The posture may have been dubbed the “Kindly Brontosaurus” but there’s very little companionable about it. In essence, it conveys contained aggression.

I have no difficulty in believing that it can work as a very successful tactic for air passengers to get what they want, but I doubt I’d have  the balls to carry it through.

To be a Kindly Brontosaurus would take a very assertive and confident individual.

The technique is a subtle blend of deference and assertiveness, and is a blend of two well-known approaches  but first you have to consider the power dynamic of this situation.

Airlines would appear to have the power to allocate seats. In practice, there are constraints on how the staff act. They don’t want customer complaints, they don’t want a scene, and they don’t want to spend too much time with you.

The two well-known approaches are what can be called the supine supplicant and the aggressive assertive postures. The first is more  likely to have been tried with medieval kings – it could be embarrassing in an airport.

It is where a person lies on the floor, avoiding eye contact  and putting themselves at the mercy of whoever they are approaching.

The second is by bullying but it only works against weak people.

Stand very close and directly in front, raise yourself to your full height, wave your arms about, point, perhaps make a fist, engage in intense eye to  eye contact with chin jutting forward, and shout a lot.

Lean slightly forward from the waist – it’s a very aggressive posture.

Your best way is a blend of supplicant and aggression and this is what the Friendly Brontosaurus is. Leaning forward is aggressive.  There is eye contact and the assertive chin, but there’s no pointing or angry expressions. It signals that you have power but are willing to make a deal.

The people who do it are  basically people who are very assertive and have learned to tone it down. They have the power,  they know how to operate but  know how to rein it in to get their way.

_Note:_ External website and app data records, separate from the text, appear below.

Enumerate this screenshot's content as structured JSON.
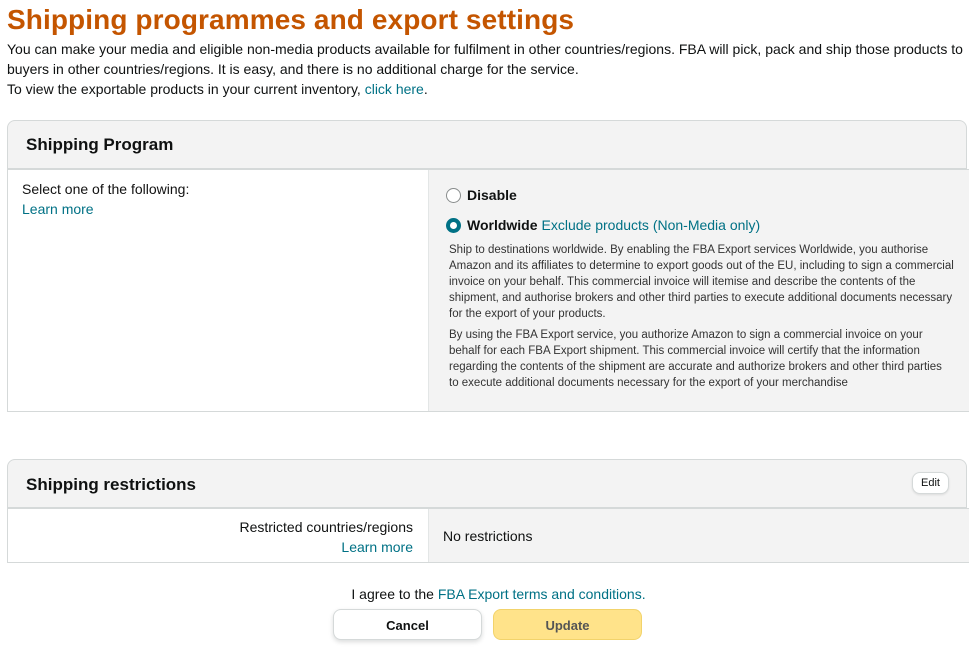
{
  "page": {
    "title": "Shipping programmes and export settings",
    "intro_line1": "You can make your media and eligible non-media products available for fulfilment in other countries/regions. FBA will pick, pack and ship those products to buyers in other countries/regions. It is easy, and there is no additional charge for the service.",
    "intro_line2_prefix": "To view the exportable products in your current inventory,",
    "intro_line2_link": "click here",
    "intro_line2_suffix": "."
  },
  "shipping_program": {
    "header": "Shipping Program",
    "prompt": "Select one of the following:",
    "learn_more": "Learn more",
    "options": [
      {
        "label": "Disable",
        "selected": false
      },
      {
        "label": "Worldwide",
        "selected": true,
        "link": "Exclude products (Non-Media only)"
      }
    ],
    "desc1": "Ship to destinations worldwide. By enabling the FBA Export services Worldwide, you authorise Amazon and its affiliates to determine to export goods out of the EU, including to sign a commercial invoice on your behalf. This commercial invoice will itemise and describe the contents of the shipment, and authorise brokers and other third parties to execute additional documents necessary for the export of your products.",
    "desc2": "By using the FBA Export service, you authorize Amazon to sign a commercial invoice on your behalf for each FBA Export shipment. This commercial invoice will certify that the information regarding the contents of the shipment are accurate and authorize brokers and other third parties to execute additional documents necessary for the export of your merchandise"
  },
  "shipping_restrictions": {
    "header": "Shipping restrictions",
    "edit_label": "Edit",
    "field_label": "Restricted countries/regions",
    "learn_more": "Learn more",
    "value": "No restrictions"
  },
  "footer": {
    "agree_prefix": "I agree to the",
    "agree_link": "FBA Export terms and conditions.",
    "cancel_label": "Cancel",
    "update_label": "Update"
  },
  "colors": {
    "title": "#c45500",
    "link": "#007185",
    "update_button": "#ffe38a"
  }
}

It’s rather like the way senior mafia figures are portrayed in films – their words are honeyed but there is an awareness that behind the smiles they are dangerous to cross.

Professor Patrick O’Donnell is a social psychologist at Glasgow University